I’d rather be talking about cycling or writing. I’d rather be talking about the moon in the midday sky or the birds singing outside my house. I’d rather be talking about my love of languages.
I’d rather be laughing and dancing or singing and joking.
I’d rather not be talking about another Black death or negative interactions between Black and White people. I told myself I wasn’t going to talk about this. About another Black death. About overt and covert racism.
But I can’t block my ears or close my eyes. I can’t bite my tongue until it bleeds.
I can’t stay silent for risk of offence.
I could have stayed silent. Heck, I would have stayed silent if I’d not read some of the negative comments about Black people which I stumbled across in the wake of George Floyd’s death.
If I’d never experienced violence as a result of my race or had never heard derogatory comments aimed at my race. If I’d never had the N word thrown in my face or heard stories from Black friends/family about their experience of racism. If I wasn’t convinced that covert racism is more prevalent than overt racism in modern society and if wasn’t fed up of beautiful Black women being likened to men by some white women and men, then perhaps I would have stayed silent. But racism, fear and violence thrive on silence.
I can wait for violence to come to my front door before I speak. But it might be too late by then. Alternatively, I can speak before violence comes to my front door.
It saddens me that in the year 2020 I’m writing about racism. I am sad but not surprised. As the French say, plus ça change.
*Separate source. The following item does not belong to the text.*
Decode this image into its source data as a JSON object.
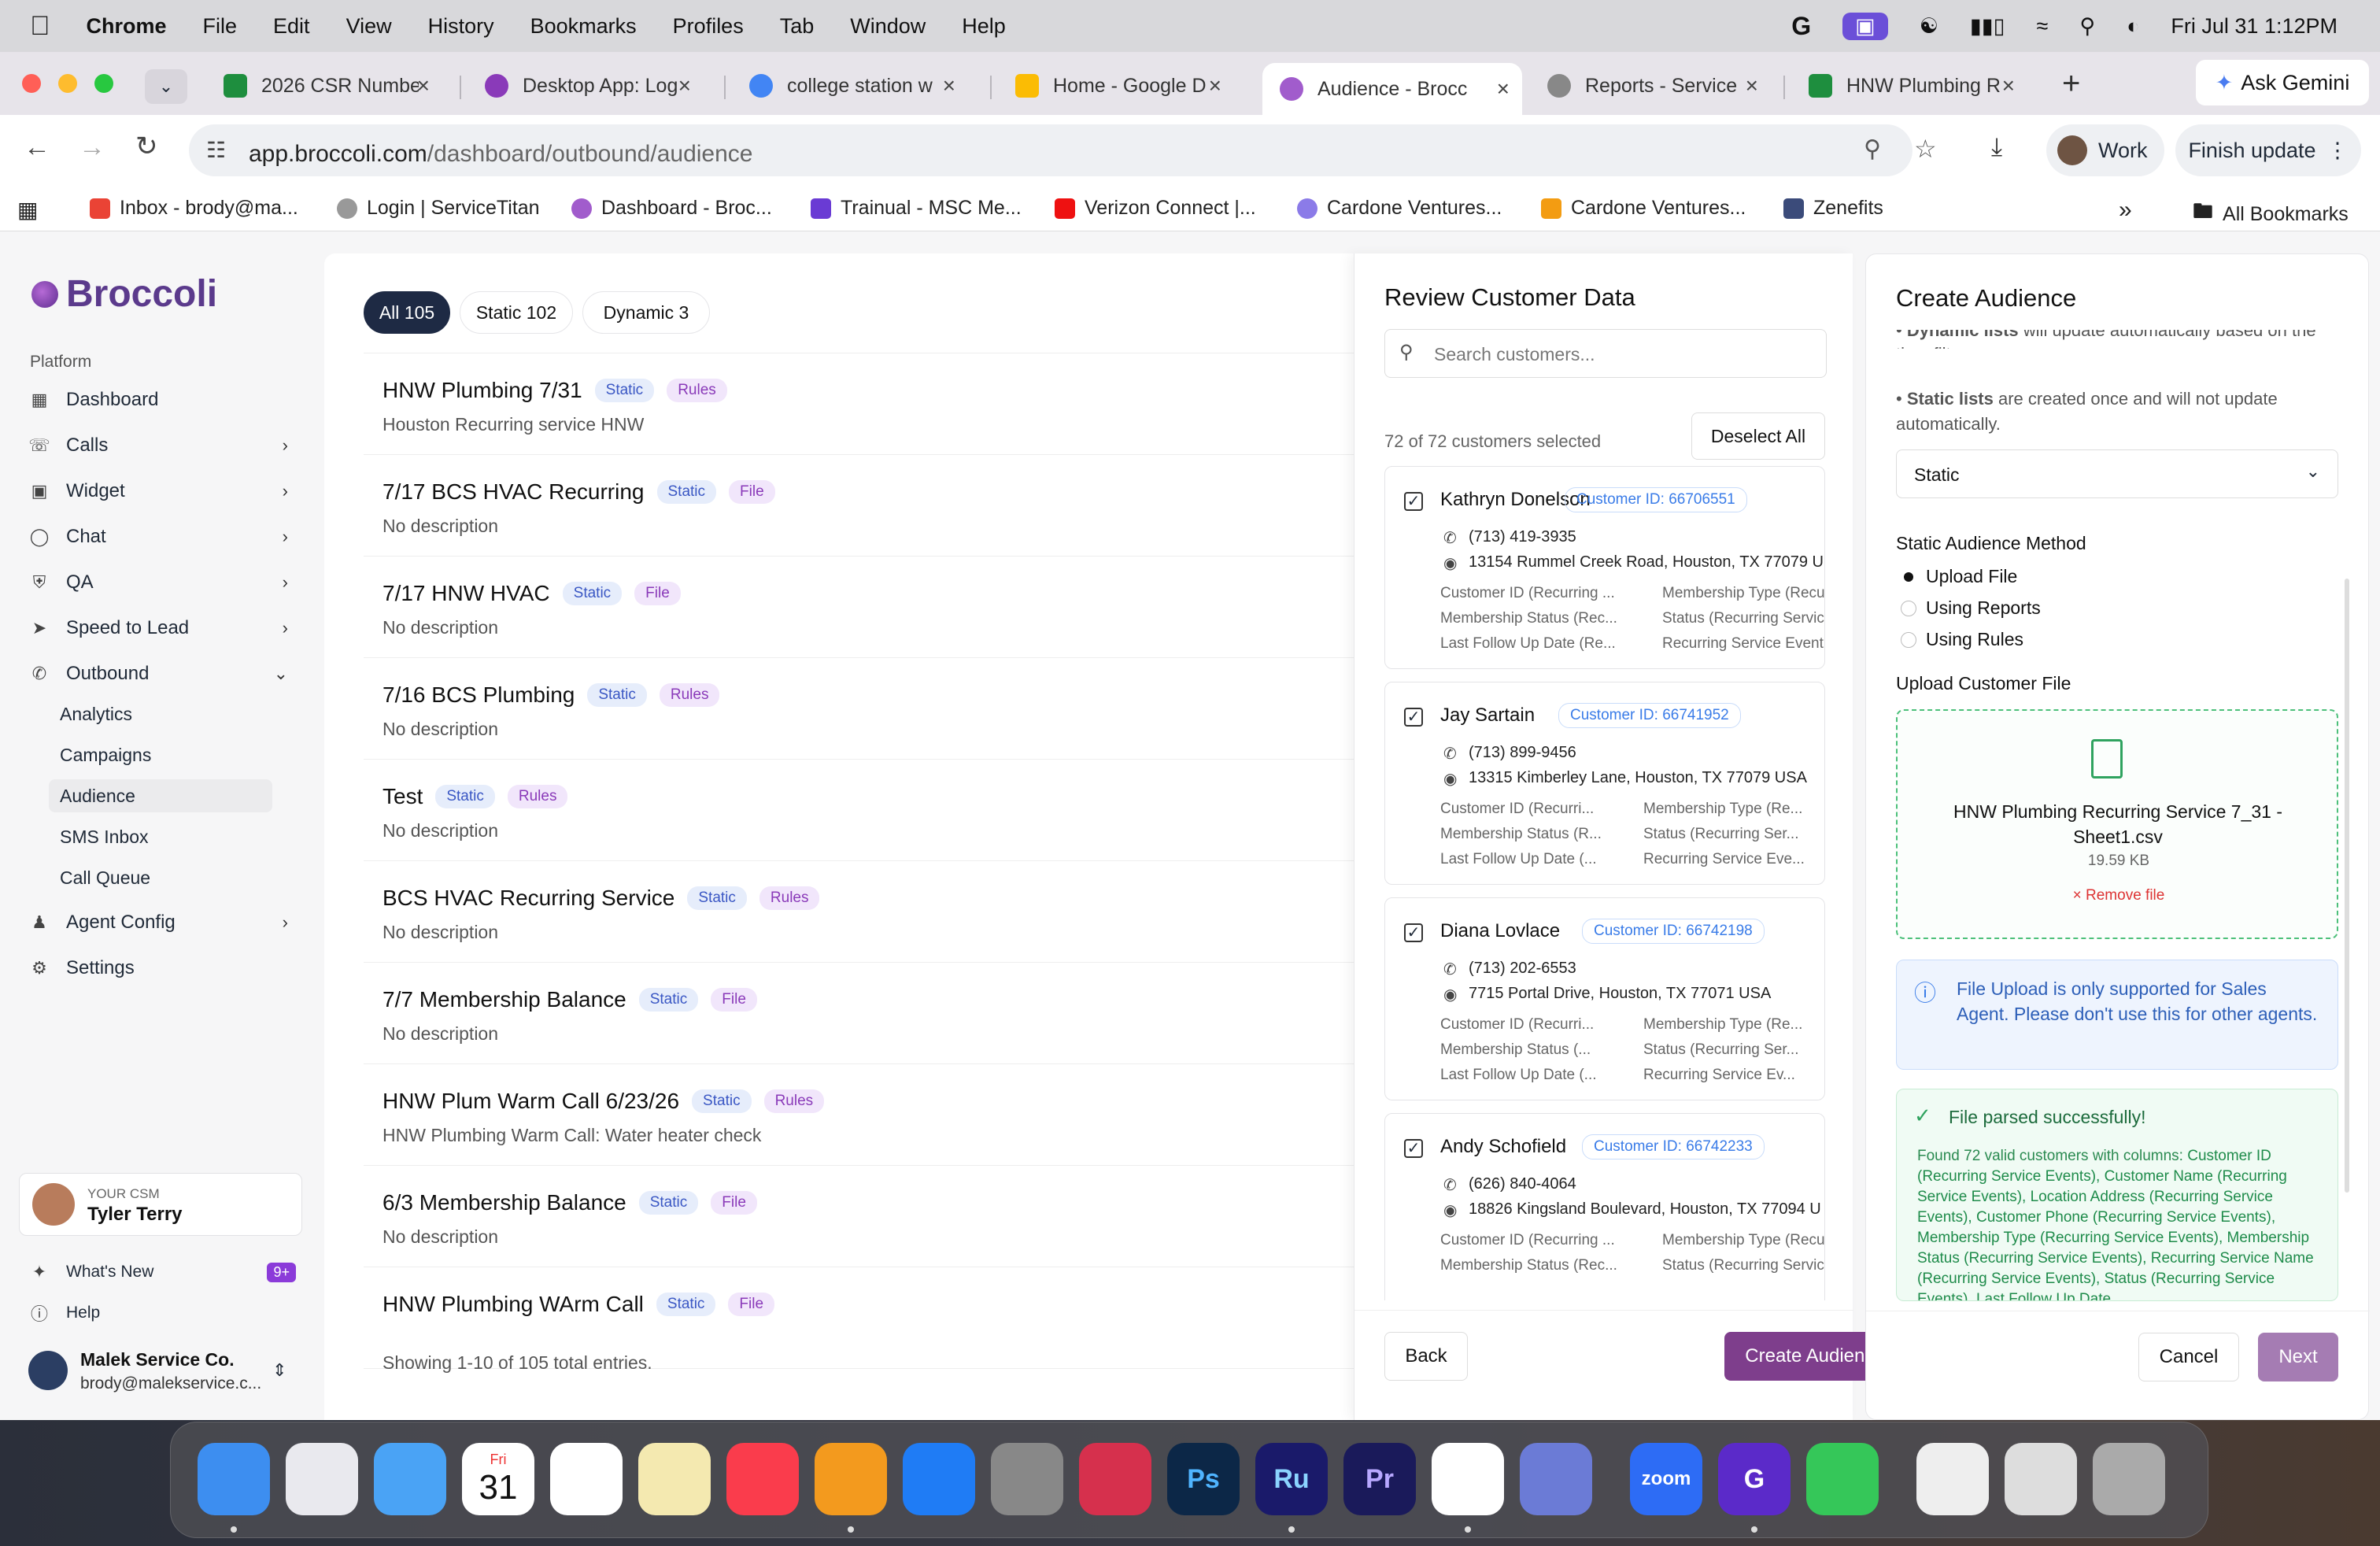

The more things change, the more they stay the same.
Like I said, I’d rather be laughing and dancing or singing and joking.
But this is not the time for that.